[itex]E_{p}=\hbar \omega_{p} = \hbar \omega_{1} + \hbar \omega_{2}[/itex]

[itex]\vec{p}_{p}=\hbar \vec{k}_{p} = \hbar \vec{k}_{1} + \hbar \vec{k}_{2}[/itex]

In CP-SPDC, the energy of the photon pair adds up to the energy of the original pump photon, but the momenta of the photon pair adds to zero since they are propagating in opposite directions. Since the total energy of the field is the same before and after the interaction, but the momentum is different, it would look like there is a violation of conservation of momentum, since the crystal gets a momentum kick without changing its energy.

This is a process that really exists, and has been demonstrated in the laboratory.

I can work through the math and show that the technique known as quasi-phase matching (a way of periodically switching the crystal structure of the medium) allows one to add a term that offsets the momentum imbalance, but that much is theoretical.

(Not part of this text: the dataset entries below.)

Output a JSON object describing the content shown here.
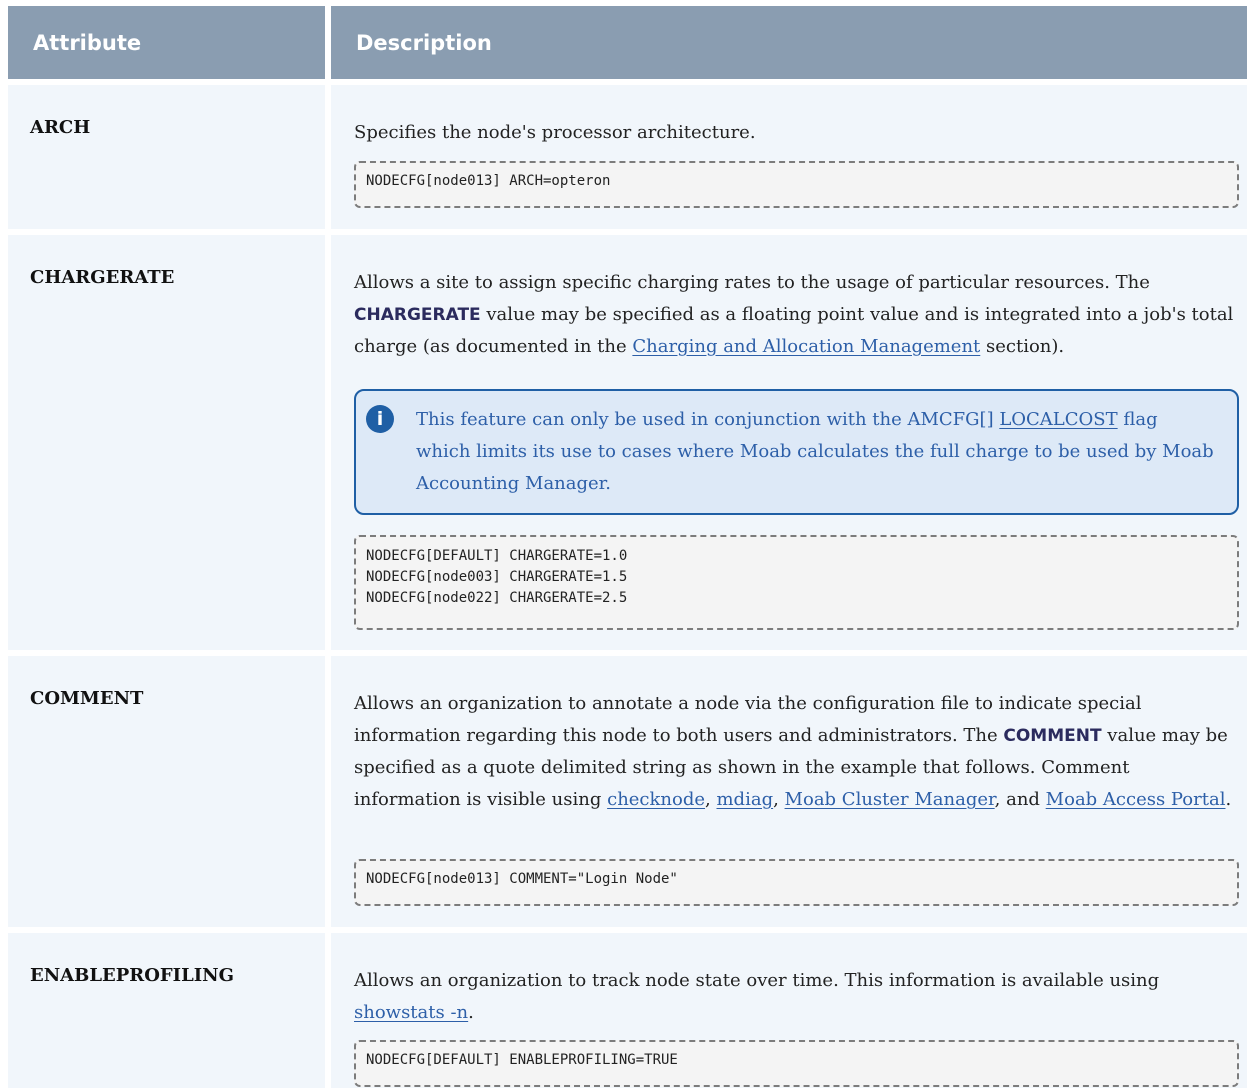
{
  "header": {
    "attribute": "Attribute",
    "description": "Description"
  },
  "rows": [
    {
      "name": "ARCH",
      "desc": "Specifies the node's processor architecture.",
      "code": "NODECFG[node013] ARCH=opteron"
    },
    {
      "name": "CHARGERATE",
      "desc_a": "Allows a site to assign specific charging rates to the usage of particular resources. The ",
      "desc_bold": "CHARGERATE",
      "desc_b": " value may be specified as a floating point value and is integrated into a job's total charge (as documented in the ",
      "desc_link": "Charging and Allocation Management",
      "desc_c": " section).",
      "note_a": "This feature can only be used in conjunction with the AMCFG[] ",
      "note_link": "LOCALCOST",
      "note_b": " flag which limits its use to cases where Moab calculates the full charge to be used by Moab Accounting Manager.",
      "code": "NODECFG[DEFAULT] CHARGERATE=1.0\nNODECFG[node003] CHARGERATE=1.5\nNODECFG[node022] CHARGERATE=2.5"
    },
    {
      "name": "COMMENT",
      "desc_a": "Allows an organization to annotate a node via the configuration file to indicate special information regarding this node to both users and administrators. The ",
      "desc_bold": "COMMENT",
      "desc_b": " value may be specified as a quote delimited string as shown in the example that follows. Comment information is visible using ",
      "link1": "checknode",
      "sep1": ", ",
      "link2": "mdiag",
      "sep2": ", ",
      "link3": "Moab Cluster Manager",
      "sep3": ", and ",
      "link4": "Moab Access Portal",
      "end": ".",
      "code": "NODECFG[node013] COMMENT=\"Login Node\""
    },
    {
      "name": "ENABLEPROFILING",
      "desc_a": "Allows an organization to track node state over time. This information is available using ",
      "desc_link": "showstats -n",
      "desc_b": ".",
      "code": "NODECFG[DEFAULT] ENABLEPROFILING=TRUE"
    }
  ],
  "colors": {
    "header_bg": "#8a9db1",
    "row_bg": "#f1f6fb",
    "link": "#2d5fa8",
    "note_bg": "#dde9f7",
    "note_border": "#1f5fa5"
  },
  "icons": {
    "note": "info-icon"
  }
}
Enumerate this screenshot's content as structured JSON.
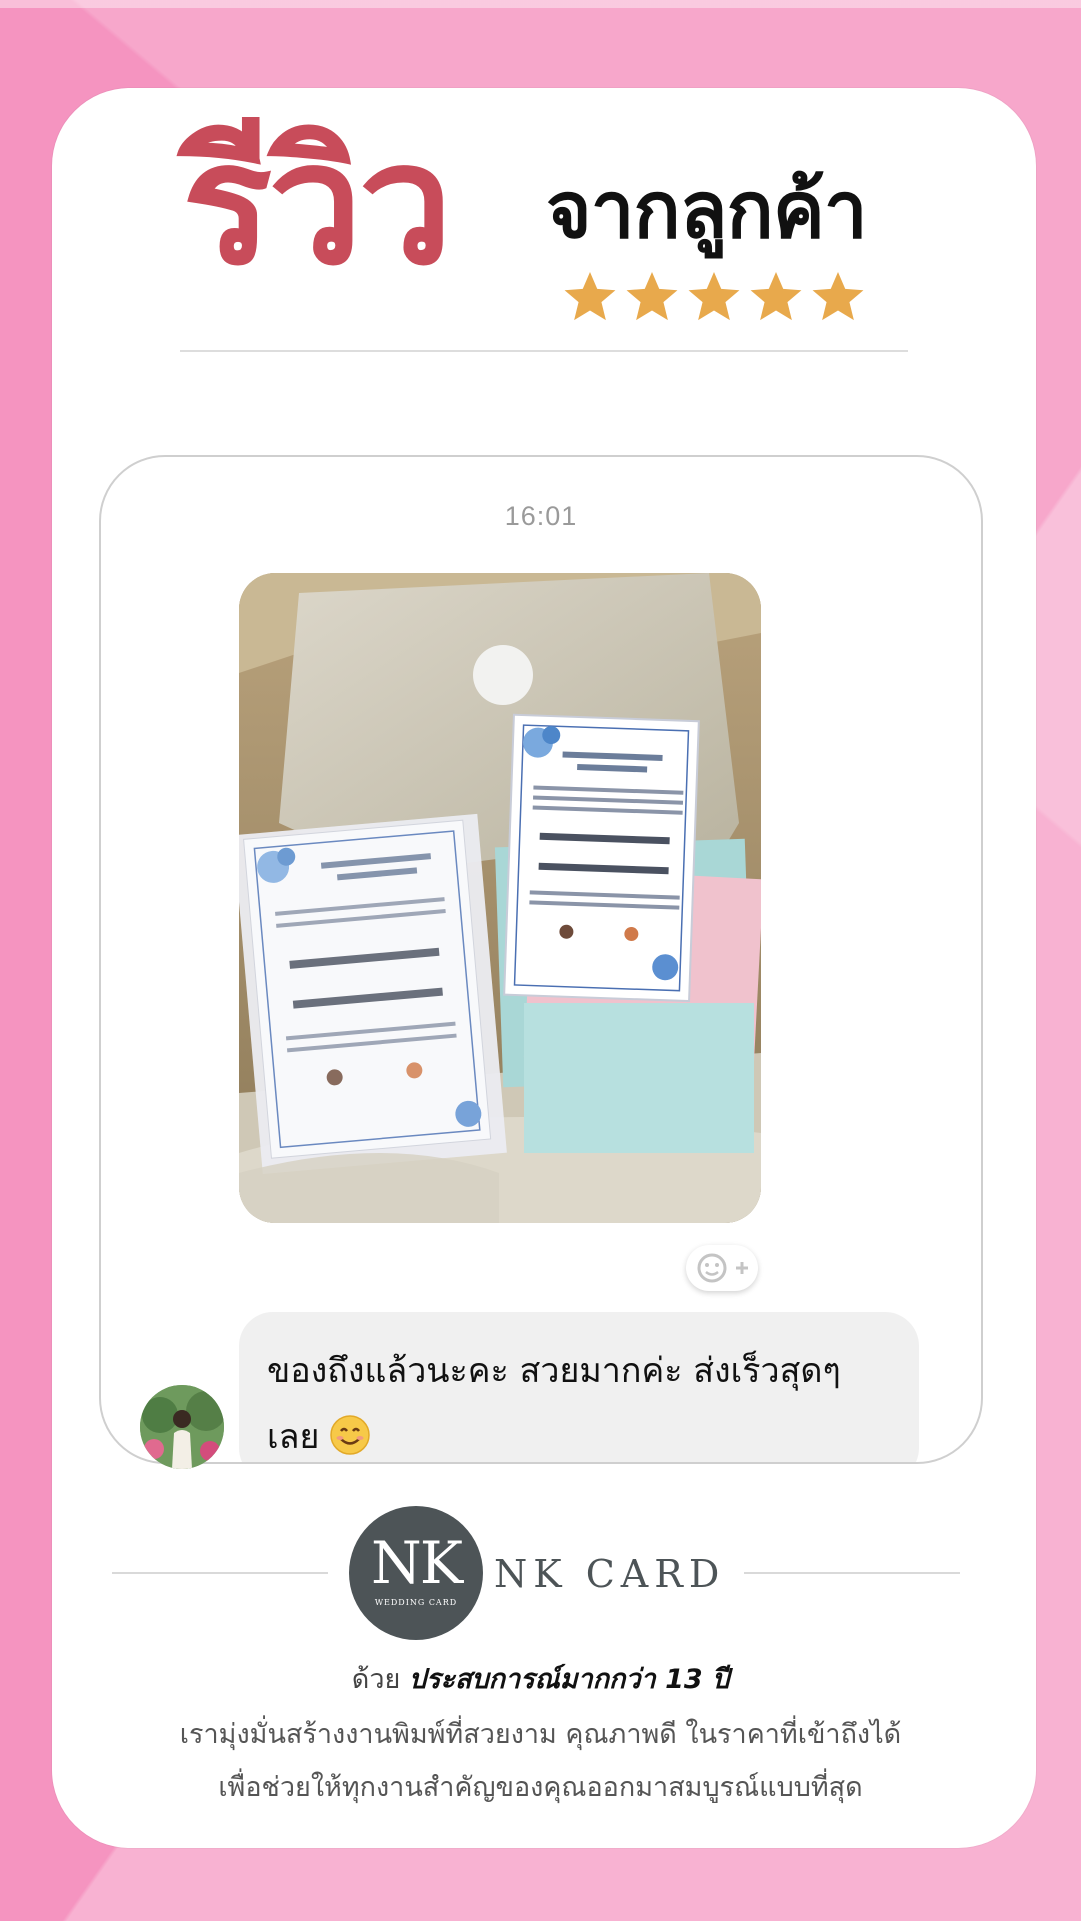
{
  "header": {
    "title_main": "รีวิว",
    "title_sub": "จากลูกค้า",
    "rating": 5,
    "star_color": "#E8A94C",
    "title_color": "#C84C5A"
  },
  "chat": {
    "timestamp": "16:01",
    "photo_icon": "photo-of-wedding-invitation-cards",
    "reaction_icon": "add-reaction-icon",
    "message": "ของถึงแล้วนะคะ สวยมากค่ะ ส่งเร็วสุดๆ เลย",
    "message_emoji": "smiling-face-emoji"
  },
  "brand": {
    "logo_mark": "NK",
    "logo_subtitle": "WEDDING CARD",
    "name": "NK CARD",
    "tagline_prefix": "ด้วย",
    "tagline_emphasis": "ประสบการณ์มากกว่า 13 ปี",
    "description_line1": "เรามุ่งมั่นสร้างงานพิมพ์ที่สวยงาม คุณภาพดี ในราคาที่เข้าถึงได้",
    "description_line2": "เพื่อช่วยให้ทุกงานสำคัญของคุณออกมาสมบูรณ์แบบที่สุด",
    "logo_color": "#4D5457"
  },
  "background": {
    "pink": "#F594C0",
    "card": "#FFFFFF"
  }
}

If anyone out there is intimately familiar with this process or has a photon-level understanding of quasi-phase matching, what is physically going on here? I can imagine the kinetic energy of the crystal remaining the same, while internal kinetic energy is converted to center-of-mass kinetic energy, allowing for a momentum kick, but that would be a first for me. Thermodynamically, it always goes the other way.

Thoughts?